TASK PROMPT
Without skipping anything, write out each record below exactly.

###

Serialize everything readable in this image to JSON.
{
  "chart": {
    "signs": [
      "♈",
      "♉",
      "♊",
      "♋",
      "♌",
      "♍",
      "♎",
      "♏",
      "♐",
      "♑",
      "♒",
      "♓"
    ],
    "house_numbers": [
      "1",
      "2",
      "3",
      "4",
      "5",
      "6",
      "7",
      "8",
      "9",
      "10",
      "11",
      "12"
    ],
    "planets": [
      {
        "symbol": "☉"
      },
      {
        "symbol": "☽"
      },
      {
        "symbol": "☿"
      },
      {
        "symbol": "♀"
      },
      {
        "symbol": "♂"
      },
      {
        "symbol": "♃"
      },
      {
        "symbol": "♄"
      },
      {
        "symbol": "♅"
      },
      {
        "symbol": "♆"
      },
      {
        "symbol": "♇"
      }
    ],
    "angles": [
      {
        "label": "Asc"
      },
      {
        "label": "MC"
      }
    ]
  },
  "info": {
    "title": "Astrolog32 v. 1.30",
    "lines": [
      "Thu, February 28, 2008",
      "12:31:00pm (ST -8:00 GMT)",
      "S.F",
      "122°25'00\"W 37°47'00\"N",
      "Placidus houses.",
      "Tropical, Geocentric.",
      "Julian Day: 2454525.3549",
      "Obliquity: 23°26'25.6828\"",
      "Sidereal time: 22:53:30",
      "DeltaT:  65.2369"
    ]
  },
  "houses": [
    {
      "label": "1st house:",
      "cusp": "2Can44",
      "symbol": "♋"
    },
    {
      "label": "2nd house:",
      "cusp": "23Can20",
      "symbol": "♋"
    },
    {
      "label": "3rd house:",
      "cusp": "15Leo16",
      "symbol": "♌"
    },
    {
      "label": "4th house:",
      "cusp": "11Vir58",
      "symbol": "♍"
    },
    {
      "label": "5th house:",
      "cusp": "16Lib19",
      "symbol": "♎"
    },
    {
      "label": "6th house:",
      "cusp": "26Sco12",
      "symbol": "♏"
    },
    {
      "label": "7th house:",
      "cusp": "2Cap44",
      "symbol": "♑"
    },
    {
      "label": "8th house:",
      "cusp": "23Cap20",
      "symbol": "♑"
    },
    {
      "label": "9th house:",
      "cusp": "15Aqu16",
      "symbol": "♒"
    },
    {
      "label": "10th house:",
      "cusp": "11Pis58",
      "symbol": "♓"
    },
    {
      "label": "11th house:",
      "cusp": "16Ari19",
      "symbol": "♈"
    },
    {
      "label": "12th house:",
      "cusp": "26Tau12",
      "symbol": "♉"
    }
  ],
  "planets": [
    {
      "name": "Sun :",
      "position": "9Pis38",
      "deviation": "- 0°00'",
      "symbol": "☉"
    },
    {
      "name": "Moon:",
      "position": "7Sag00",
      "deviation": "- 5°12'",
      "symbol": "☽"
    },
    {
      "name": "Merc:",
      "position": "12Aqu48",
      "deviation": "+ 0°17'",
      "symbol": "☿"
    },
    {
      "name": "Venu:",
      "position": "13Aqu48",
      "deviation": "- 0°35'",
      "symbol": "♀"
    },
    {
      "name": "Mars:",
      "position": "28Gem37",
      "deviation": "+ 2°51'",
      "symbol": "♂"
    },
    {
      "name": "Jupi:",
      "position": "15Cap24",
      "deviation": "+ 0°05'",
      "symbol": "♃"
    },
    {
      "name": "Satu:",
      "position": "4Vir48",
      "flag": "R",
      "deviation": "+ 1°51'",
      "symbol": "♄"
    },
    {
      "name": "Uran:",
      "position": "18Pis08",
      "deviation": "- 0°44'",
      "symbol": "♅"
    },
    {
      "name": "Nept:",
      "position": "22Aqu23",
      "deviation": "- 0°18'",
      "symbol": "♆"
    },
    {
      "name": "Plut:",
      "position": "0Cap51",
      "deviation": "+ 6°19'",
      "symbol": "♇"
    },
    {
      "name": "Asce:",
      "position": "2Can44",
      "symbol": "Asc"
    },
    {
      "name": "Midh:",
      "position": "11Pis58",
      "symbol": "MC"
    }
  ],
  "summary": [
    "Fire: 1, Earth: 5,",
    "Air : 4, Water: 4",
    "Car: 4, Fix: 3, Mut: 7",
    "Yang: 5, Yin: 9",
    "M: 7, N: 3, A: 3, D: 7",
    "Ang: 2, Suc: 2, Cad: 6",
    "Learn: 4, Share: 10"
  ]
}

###

ANSWER FOR THE TASK
Serialize everything readable in this image to JSON.
{
  "chart": {
    "signs": [
      "♈",
      "♉",
      "♊",
      "♋",
      "♌",
      "♍",
      "♎",
      "♏",
      "♐",
      "♑",
      "♒",
      "♓"
    ],
    "house_numbers": [
      "1",
      "2",
      "3",
      "4",
      "5",
      "6",
      "7",
      "8",
      "9",
      "10",
      "11",
      "12"
    ],
    "planets": [
      {
        "symbol": "☉"
      },
      {
        "symbol": "☽"
      },
      {
        "symbol": "☿"
      },
      {
        "symbol": "♀"
      },
      {
        "symbol": "♂"
      },
      {
        "symbol": "♃"
      },
      {
        "symbol": "♄"
      },
      {
        "symbol": "♅"
      },
      {
        "symbol": "♆"
      },
      {
        "symbol": "♇"
      }
    ],
    "angles": [
      {
        "label": "Asc"
      },
      {
        "label": "MC"
      }
    ]
  },
  "info": {
    "title": "Astrolog32 v. 1.30",
    "lines": [
      "Thu, February 28, 2008",
      "12:31:00pm (ST -8:00 GMT)",
      "S.F",
      "122°25'00\"W 37°47'00\"N",
      "Placidus houses.",
      "Tropical, Geocentric.",
      "Julian Day: 2454525.3549",
      "Obliquity: 23°26'25.6828\"",
      "Sidereal time: 22:53:30",
      "DeltaT:  65.2369"
    ]
  },
  "houses": [
    {
      "label": "1st house:",
      "cusp": "2Can44",
      "symbol": "♋"
    },
    {
      "label": "2nd house:",
      "cusp": "23Can20",
      "symbol": "♋"
    },
    {
      "label": "3rd house:",
      "cusp": "15Leo16",
      "symbol": "♌"
    },
    {
      "label": "4th house:",
      "cusp": "11Vir58",
      "symbol": "♍"
    },
    {
      "label": "5th house:",
      "cusp": "16Lib19",
      "symbol": "♎"
    },
    {
      "label": "6th house:",
      "cusp": "26Sco12",
      "symbol": "♏"
    },
    {
      "label": "7th house:",
      "cusp": "2Cap44",
      "symbol": "♑"
    },
    {
      "label": "8th house:",
      "cusp": "23Cap20",
      "symbol": "♑"
    },
    {
      "label": "9th house:",
      "cusp": "15Aqu16",
      "symbol": "♒"
    },
    {
      "label": "10th house:",
      "cusp": "11Pis58",
      "symbol": "♓"
    },
    {
      "label": "11th house:",
      "cusp": "16Ari19",
      "symbol": "♈"
    },
    {
      "label": "12th house:",
      "cusp": "26Tau12",
      "symbol": "♉"
    }
  ],
  "planets": [
    {
      "name": "Sun :",
      "position": "9Pis38",
      "deviation": "- 0°00'",
      "symbol": "☉"
    },
    {
      "name": "Moon:",
      "position": "7Sag00",
      "deviation": "- 5°12'",
      "symbol": "☽"
    },
    {
      "name": "Merc:",
      "position": "12Aqu48",
      "deviation": "+ 0°17'",
      "symbol": "☿"
    },
    {
      "name": "Venu:",
      "position": "13Aqu48",
      "deviation": "- 0°35'",
      "symbol": "♀"
    },
    {
      "name": "Mars:",
      "position": "28Gem37",
      "deviation": "+ 2°51'",
      "symbol": "♂"
    },
    {
      "name": "Jupi:",
      "position": "15Cap24",
      "deviation": "+ 0°05'",
      "symbol": "♃"
    },
    {
      "name": "Satu:",
      "position": "4Vir48",
      "flag": "R",
      "deviation": "+ 1°51'",
      "symbol": "♄"
    },
    {
      "name": "Uran:",
      "position": "18Pis08",
      "deviation": "- 0°44'",
      "symbol": "♅"
    },
    {
      "name": "Nept:",
      "position": "22Aqu23",
      "deviation": "- 0°18'",
      "symbol": "♆"
    },
    {
      "name": "Plut:",
      "position": "0Cap51",
      "deviation": "+ 6°19'",
      "symbol": "♇"
    },
    {
      "name": "Asce:",
      "position": "2Can44",
      "symbol": "Asc"
    },
    {
      "name": "Midh:",
      "position": "11Pis58",
      "symbol": "MC"
    }
  ],
  "summary": [
    "Fire: 1, Earth: 5,",
    "Air : 4, Water: 4",
    "Car: 4, Fix: 3, Mut: 7",
    "Yang: 5, Yin: 9",
    "M: 7, N: 3, A: 3, D: 7",
    "Ang: 2, Suc: 2, Cad: 6",
    "Learn: 4, Share: 10"
  ]
}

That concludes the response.